* _WHAT IS BEING ASKED_:
Find the line that contains "Convert this screenshot"; then retype it and each line after it, exactly, through the final line of the data below.

DATA RECORDS START

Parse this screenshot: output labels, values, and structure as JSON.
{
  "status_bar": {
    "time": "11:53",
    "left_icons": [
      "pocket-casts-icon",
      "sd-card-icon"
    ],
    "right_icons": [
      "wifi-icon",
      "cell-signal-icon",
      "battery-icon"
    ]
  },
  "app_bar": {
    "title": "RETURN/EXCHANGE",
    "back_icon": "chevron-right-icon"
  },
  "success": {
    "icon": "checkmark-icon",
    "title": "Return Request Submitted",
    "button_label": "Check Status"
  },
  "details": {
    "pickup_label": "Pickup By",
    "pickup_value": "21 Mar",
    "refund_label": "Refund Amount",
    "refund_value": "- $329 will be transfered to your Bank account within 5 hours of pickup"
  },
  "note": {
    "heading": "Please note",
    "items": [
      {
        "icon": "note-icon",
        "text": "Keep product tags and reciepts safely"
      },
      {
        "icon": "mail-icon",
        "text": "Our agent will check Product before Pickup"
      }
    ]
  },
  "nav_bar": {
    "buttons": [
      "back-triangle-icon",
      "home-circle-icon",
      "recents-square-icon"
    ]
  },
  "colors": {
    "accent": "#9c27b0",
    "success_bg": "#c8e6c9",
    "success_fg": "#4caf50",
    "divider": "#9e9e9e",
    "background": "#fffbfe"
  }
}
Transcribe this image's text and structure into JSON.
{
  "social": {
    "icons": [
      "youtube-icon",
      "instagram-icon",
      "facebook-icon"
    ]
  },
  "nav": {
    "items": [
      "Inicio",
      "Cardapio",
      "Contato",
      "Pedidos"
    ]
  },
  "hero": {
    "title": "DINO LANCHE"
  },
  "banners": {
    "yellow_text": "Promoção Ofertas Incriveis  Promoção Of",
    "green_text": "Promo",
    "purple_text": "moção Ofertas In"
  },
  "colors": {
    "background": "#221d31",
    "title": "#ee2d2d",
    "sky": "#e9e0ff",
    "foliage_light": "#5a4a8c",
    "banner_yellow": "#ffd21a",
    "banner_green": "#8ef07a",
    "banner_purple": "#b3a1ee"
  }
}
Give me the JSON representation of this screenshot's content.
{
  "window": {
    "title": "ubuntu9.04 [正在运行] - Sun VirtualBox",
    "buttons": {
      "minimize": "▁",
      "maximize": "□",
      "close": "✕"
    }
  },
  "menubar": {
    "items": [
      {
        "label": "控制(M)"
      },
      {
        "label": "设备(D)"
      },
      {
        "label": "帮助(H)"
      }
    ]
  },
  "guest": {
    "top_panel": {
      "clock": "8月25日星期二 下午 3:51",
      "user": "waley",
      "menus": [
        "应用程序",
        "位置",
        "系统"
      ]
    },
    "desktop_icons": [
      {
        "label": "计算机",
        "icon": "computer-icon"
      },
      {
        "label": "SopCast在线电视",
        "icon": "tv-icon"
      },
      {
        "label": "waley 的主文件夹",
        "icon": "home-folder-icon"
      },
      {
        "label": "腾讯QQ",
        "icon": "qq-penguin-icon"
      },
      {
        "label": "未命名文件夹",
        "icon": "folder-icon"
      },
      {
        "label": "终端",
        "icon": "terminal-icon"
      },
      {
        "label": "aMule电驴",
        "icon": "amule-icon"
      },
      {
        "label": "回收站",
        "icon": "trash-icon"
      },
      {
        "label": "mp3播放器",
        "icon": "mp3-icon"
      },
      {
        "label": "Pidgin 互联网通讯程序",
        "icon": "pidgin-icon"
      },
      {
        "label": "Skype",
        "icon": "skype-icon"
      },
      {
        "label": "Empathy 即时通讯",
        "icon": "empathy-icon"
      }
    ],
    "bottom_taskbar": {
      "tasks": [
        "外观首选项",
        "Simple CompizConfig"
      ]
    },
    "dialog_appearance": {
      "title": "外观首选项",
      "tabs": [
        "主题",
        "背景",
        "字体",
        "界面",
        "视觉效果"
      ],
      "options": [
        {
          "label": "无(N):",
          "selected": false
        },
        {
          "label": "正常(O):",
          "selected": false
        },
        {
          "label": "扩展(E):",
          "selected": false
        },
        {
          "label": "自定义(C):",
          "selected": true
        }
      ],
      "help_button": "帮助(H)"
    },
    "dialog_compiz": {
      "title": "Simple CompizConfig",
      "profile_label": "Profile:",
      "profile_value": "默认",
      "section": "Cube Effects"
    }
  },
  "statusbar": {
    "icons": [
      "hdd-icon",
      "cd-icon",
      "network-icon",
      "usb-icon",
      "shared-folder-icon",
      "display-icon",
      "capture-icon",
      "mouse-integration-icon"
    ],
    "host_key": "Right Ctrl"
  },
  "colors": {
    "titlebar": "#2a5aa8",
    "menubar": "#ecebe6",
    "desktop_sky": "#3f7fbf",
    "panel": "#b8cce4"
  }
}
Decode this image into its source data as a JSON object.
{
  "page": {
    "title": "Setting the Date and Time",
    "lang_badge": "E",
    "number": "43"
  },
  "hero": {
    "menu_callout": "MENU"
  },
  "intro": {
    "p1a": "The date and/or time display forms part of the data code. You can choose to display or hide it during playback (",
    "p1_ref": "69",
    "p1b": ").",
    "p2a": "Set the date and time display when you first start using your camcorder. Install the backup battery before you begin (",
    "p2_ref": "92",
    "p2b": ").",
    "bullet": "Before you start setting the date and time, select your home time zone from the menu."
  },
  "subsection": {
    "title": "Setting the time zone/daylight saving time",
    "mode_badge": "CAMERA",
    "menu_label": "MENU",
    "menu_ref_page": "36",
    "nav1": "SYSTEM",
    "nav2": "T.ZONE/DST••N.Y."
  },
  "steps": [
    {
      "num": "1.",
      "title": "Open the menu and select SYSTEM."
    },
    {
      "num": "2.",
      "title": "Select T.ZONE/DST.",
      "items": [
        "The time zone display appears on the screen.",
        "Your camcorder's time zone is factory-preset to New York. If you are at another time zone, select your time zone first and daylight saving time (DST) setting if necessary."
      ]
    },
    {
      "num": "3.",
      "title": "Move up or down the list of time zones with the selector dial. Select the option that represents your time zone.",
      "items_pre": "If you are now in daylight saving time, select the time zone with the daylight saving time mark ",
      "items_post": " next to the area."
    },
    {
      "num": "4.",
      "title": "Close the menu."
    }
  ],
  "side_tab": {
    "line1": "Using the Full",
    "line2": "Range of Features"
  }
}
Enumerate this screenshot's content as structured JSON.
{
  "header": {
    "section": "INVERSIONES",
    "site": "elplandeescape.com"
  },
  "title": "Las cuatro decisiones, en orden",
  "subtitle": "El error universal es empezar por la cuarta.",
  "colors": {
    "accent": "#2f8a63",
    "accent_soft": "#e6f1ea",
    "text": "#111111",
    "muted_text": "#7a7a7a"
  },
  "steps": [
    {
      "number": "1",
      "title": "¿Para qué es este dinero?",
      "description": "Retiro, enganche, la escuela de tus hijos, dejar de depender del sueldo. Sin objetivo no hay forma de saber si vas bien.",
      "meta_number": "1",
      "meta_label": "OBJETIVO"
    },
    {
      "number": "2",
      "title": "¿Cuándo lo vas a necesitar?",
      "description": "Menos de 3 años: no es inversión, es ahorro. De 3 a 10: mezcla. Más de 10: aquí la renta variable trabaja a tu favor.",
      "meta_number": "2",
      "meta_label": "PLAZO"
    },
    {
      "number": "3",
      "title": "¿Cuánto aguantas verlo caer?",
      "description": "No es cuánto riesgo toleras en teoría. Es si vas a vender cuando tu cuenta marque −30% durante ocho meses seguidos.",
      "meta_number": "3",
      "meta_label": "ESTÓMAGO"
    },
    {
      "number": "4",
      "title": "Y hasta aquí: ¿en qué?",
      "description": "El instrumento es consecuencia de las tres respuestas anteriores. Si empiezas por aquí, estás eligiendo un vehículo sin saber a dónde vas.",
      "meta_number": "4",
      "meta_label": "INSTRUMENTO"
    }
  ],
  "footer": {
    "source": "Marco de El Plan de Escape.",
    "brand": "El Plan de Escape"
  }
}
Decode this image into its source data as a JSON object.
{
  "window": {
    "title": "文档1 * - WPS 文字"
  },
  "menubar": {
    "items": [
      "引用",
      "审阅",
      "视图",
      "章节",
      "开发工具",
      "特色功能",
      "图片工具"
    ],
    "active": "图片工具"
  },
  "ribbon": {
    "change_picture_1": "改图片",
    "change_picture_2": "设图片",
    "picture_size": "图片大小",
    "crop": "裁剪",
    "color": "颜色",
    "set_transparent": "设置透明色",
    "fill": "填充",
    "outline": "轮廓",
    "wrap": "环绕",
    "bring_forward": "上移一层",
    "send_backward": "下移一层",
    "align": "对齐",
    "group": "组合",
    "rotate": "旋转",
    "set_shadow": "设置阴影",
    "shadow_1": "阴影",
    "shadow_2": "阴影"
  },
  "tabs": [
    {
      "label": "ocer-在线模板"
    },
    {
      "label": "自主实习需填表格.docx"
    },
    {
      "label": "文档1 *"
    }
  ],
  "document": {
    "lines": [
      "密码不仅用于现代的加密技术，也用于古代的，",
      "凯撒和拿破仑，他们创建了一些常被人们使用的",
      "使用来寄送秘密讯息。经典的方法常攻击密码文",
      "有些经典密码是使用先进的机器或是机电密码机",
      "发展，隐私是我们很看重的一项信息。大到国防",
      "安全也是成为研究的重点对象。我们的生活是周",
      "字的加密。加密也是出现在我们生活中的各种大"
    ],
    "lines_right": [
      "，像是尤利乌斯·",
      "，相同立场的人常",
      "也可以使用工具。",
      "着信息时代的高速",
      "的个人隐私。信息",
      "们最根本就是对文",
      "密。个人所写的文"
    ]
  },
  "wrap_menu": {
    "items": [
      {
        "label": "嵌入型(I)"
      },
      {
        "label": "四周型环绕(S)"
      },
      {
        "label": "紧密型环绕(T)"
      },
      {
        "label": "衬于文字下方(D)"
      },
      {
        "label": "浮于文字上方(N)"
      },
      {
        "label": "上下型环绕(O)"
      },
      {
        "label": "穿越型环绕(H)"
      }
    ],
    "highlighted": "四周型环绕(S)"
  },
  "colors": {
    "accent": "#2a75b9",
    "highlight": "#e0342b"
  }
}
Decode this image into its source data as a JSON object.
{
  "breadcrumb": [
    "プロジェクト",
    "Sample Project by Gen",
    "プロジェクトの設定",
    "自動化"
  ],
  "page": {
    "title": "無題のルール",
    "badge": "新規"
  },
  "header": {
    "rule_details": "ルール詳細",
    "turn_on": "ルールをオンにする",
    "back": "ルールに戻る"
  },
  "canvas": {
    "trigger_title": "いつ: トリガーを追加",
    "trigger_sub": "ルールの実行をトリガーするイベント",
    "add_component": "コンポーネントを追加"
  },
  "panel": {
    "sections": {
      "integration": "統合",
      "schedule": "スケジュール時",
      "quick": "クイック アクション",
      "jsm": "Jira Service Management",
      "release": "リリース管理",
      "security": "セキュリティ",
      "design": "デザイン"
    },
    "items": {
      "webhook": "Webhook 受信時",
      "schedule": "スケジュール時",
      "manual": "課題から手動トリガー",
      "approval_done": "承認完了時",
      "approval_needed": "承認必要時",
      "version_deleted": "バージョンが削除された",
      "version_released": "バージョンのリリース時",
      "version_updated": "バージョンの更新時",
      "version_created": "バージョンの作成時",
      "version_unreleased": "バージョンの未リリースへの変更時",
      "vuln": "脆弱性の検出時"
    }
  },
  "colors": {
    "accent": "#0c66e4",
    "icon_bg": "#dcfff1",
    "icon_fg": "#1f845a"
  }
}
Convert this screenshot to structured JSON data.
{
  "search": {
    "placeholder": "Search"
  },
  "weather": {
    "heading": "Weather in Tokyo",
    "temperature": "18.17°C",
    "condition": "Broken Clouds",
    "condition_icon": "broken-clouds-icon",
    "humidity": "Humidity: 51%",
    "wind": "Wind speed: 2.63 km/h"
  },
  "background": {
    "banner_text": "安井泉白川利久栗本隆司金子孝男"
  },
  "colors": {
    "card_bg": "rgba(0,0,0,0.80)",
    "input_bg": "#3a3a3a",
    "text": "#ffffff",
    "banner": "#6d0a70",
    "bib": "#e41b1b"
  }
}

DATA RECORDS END

* _RESULT OF THIS TASK_:
Convert this screenshot to structured JSON data.
{
  "search": {
    "placeholder": "Search"
  },
  "weather": {
    "heading": "Weather in Tokyo",
    "temperature": "18.17°C",
    "condition": "Broken Clouds",
    "condition_icon": "broken-clouds-icon",
    "humidity": "Humidity: 51%",
    "wind": "Wind speed: 2.63 km/h"
  },
  "background": {
    "banner_text": "安井泉白川利久栗本隆司金子孝男"
  },
  "colors": {
    "card_bg": "rgba(0,0,0,0.80)",
    "input_bg": "#3a3a3a",
    "text": "#ffffff",
    "banner": "#6d0a70",
    "bib": "#e41b1b"
  }
}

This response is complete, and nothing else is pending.